By Sasha Kats, Ambassador of the Co Lab’s Mental Health Hub

Every school celebrates different holidays. Some of the more common ones, such as Christmas, Easter, New Years, Thanksgiving, and Labor day, are celebrated in all schools. But, do you notice a trend here? THERE IS NO DIVERSITY!! Where are holidays such as Hanukkah, Chinese New Year, Kwanzaa, Yom Kippur, and Rosh Hashanah?  For Jewish kids in school, a holiday like Yom Kippur is very hard. Yom Kippur is supposed to be a day of reflection, where you don’t eat from sundown one day to sundown the next night. It is very hard for students to abide by this because, well if you are in school all day, not eating or drinking is hard, not to mention that you can’t perform the main purpose of the holiday if you are focused on school the whole day.

Many schools don’t even celebrate holidays such as Columbus day or Veteran’s Day. While not celebrating or not giving days off for these holidays is a problem in itself, schools also don’t teach kids what these holidays are. Without educating students on different holidays there is not much hope that schools will give days off on these holidays.

Part of the reason there aren’t days off is because schools cater to the majority. For the majority of students, Christmas, Thanksgiving, and Easter are the main holidays that they celebrate, which is why many schools don’t have days off for other holidays. All of this can cause distress and mental health issues, such as feeling like you don’t matter or the things you care about don’t matter, or feeling excluded and feeling like you’re in the wrong for following a certain religion or participating in its holidays. It can cause a lot of stress for students around the holiday season especially if they take a day off of school for a holiday. Taking days off of school so close to midterms can cause a lot of anxiety and stress with all of the makeup work and feeling behind.

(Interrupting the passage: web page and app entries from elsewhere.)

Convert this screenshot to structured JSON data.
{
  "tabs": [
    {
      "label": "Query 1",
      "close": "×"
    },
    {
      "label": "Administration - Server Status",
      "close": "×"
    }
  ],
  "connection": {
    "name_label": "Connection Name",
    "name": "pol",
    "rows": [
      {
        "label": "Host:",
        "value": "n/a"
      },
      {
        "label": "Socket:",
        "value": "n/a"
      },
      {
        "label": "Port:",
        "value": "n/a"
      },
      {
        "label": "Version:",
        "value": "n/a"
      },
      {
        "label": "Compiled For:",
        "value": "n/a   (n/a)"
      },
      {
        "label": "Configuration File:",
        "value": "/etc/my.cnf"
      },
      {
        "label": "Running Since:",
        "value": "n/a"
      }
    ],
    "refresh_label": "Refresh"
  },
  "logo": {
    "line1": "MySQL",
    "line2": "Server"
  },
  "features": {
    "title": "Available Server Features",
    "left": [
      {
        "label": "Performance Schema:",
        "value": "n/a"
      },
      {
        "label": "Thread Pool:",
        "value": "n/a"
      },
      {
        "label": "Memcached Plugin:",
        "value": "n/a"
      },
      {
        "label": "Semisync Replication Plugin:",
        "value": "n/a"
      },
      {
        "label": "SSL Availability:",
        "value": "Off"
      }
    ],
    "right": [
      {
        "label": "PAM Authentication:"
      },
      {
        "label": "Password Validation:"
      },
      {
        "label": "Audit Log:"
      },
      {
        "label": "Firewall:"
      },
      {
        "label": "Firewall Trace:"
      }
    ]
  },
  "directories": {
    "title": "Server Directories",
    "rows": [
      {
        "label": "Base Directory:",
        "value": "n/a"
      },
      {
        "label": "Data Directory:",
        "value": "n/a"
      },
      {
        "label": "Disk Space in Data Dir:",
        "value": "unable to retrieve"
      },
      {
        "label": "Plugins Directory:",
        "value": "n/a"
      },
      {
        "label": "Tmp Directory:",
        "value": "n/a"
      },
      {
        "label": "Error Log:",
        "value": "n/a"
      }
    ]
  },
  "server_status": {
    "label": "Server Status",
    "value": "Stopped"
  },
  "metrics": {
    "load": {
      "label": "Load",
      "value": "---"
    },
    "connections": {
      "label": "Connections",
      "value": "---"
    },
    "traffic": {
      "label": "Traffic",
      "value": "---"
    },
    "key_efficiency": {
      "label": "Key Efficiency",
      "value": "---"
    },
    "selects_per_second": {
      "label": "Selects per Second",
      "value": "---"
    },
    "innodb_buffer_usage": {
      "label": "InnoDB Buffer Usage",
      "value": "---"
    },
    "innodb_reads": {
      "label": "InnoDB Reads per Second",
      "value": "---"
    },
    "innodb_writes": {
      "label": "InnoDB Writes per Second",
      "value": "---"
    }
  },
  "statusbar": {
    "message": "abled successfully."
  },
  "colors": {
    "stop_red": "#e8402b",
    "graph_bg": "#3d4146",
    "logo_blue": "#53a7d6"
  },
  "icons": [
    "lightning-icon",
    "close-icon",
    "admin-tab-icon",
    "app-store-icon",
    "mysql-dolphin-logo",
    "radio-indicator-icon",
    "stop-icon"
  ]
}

My hope is that in the future there will be more awareness for some of these holidays in schools across the country, and for kids to feel comfortable celebrating their religion.  Join our teen-led mental health hub at the Co Lab to express your views!